"The Spirit-stirring Drum, the Ear-piercing Fife"
Nothing so naturally quickens the step, or the heart, as, in Shakespeare's words, "The Spirit-stirring Drum, the Ear-piercing Fife." There is in that martial music something to make a person want to soldier. Every day Colonial Williamsburg guests surrender to the urge and fall in behind the passing scarlet-coated Fife and Drum Corps to parade up the Duke of Gloucester Street on the thump of its rope-bound drums and the airs of its high-pitched wooden flutes.
For years, staff photographer Dave Doody has captured the march of the corps along the city's broad eighteenth-century thoroughfares and across its wide picture-perfect greens. His iconographic still of the squad following its drum major out of a bank of fog, the evocatively titled "Marching Out of Time," is likely the most popular representation of Colonial Williamsburg. Appearing, among other places, on posters, annual reports, folders, brochures, postcards, calendars—even key chains and refrigerator magnets—it certainly is the most widely reproduced.
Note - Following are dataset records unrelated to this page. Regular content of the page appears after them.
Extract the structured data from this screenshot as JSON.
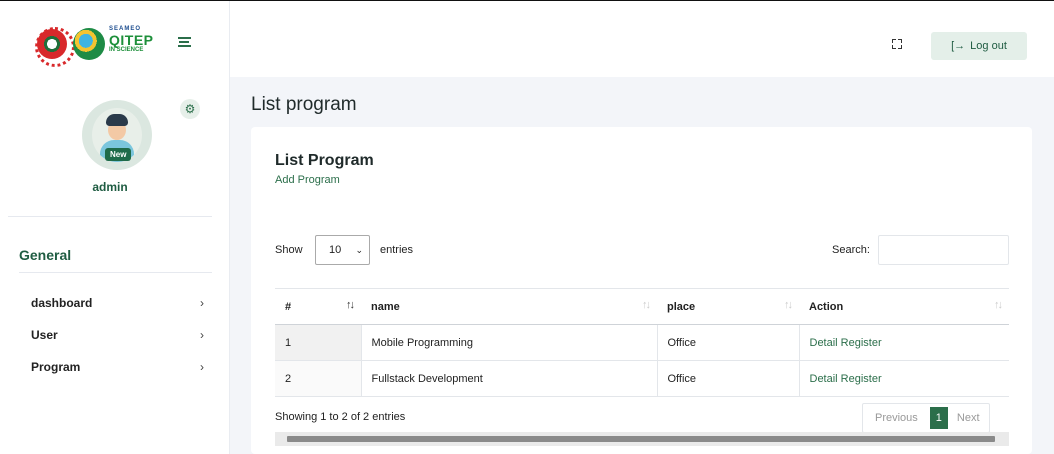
{
  "brand": {
    "logo_text_line1": "SEAMEO",
    "logo_text_line2": "QITEP",
    "logo_text_line3": "IN SCIENCE"
  },
  "header": {
    "logout_label": "Log out",
    "logout_icon": "logout-icon",
    "fullscreen_icon": "fullscreen-icon"
  },
  "profile": {
    "badge": "New",
    "name": "admin"
  },
  "sidebar": {
    "heading": "General",
    "items": [
      {
        "label": "dashboard",
        "chevron": "›"
      },
      {
        "label": "User",
        "chevron": "›"
      },
      {
        "label": "Program",
        "chevron": "›"
      }
    ]
  },
  "page": {
    "title": "List program"
  },
  "card": {
    "title": "List Program",
    "add_link": "Add Program"
  },
  "datatable": {
    "show_label": "Show",
    "length_value": "10",
    "entries_label": "entries",
    "search_label": "Search:",
    "search_value": "",
    "columns": [
      "#",
      "name",
      "place",
      "Action"
    ],
    "rows": [
      {
        "no": "1",
        "name": "Mobile Programming",
        "place": "Office",
        "action": "Detail Register"
      },
      {
        "no": "2",
        "name": "Fullstack Development",
        "place": "Office",
        "action": "Detail Register"
      }
    ],
    "info": "Showing 1 to 2 of 2 entries",
    "pagination": {
      "previous": "Previous",
      "current": "1",
      "next": "Next"
    }
  },
  "colors": {
    "accent": "#2b6e4a",
    "accent_light": "#e4efe9",
    "background": "#f3f5f9"
  }
}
Naturally, when the time came to shoot a cover for the corps's new compact disc recording, The World Turned Upside Down, the assignment fell to Doody. Mustered at nearby Yorktown, the ranks fifed and drummed across the historic battlefield beneath his lens until the pictures portrayed not only the corps but its power to inspire. The new CD is available online.